A man walks by a closed Mon Hue restaurant in District 1, Ho Chi Minh City on October 23, 2019. Photo by VnExpress/Quynh Tran.
The group of investors has filed a lawsuit with the HCMC People’s Court against Huy Nhat, founder of Mon Hue’s parent company, Huy Vietnam Food Processing JSC, over the recent closing of 80 outlets nationwide.
They said that Huy Nhat, an American-Vietnamese, has violated his managerial obligations and responsibilities by conducting unusual transactions with evidence of fraud.
The group comprises foreign investment funds ADV Partners, AIF Capital, F&H Fenghe, Fortress Investments, Gryphus Capital and Welkin Capital. Together, they have poured $70 million into Huy Vietnam since 2013.
A representative of the group told VnExpress that they have successfully requested an order to block Huy Nhat’s overseas accounts.
In the lawsuit, the investors said they had not approved the closing of Mon Hue outlets, which happened without an apparent business reason and cost 1,500 Vietnamese employees their jobs.
The litigants said that although they were "very disappointed to conduct these proceedings," they hoped to be able to resolve the lawsuit quickly and fairly in Vietnamese courts.
Meanwhile, the HCMC Tax Department said Thursday that it had blocked Mon Hue’s domestic account because of unpaid taxes.
Deputy head of the department, Le Duy Minh, said unpaid tax in the third quarter ran into hundreds of millions of dong (VND100 million = $4,300).
The crisis with Mon Hue outlets and its parent company Huy Vietnam came to the fore last Monday, when dozens of suppliers picketed the headquarters of the company in HCMC, claiming they hade not been paid tens of billions of dong (VND1 billion = $43,000).
But the office was deserted and its leaders were unreachable.
As of last year, Mon Hue suffered an accumulated loss of almost VND107 billion ($4.62 million) since 2016.

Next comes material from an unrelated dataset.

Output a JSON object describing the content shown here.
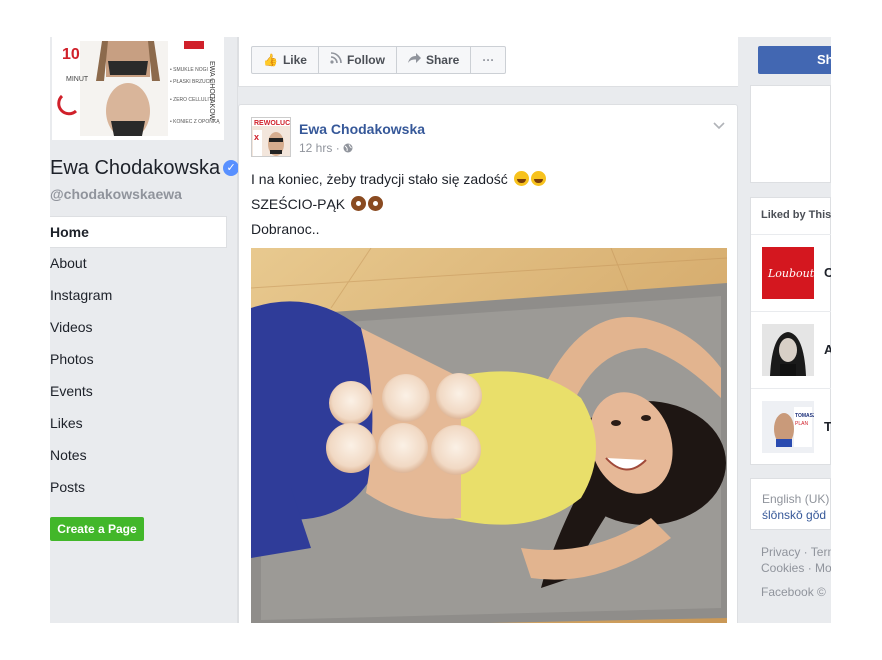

In April, Huy Vietnam’s charter capital was cut by half to VND600 billion ($25.91 million), while capital in Mon Hue surged 30 times to VND657 billion ($28.37 million).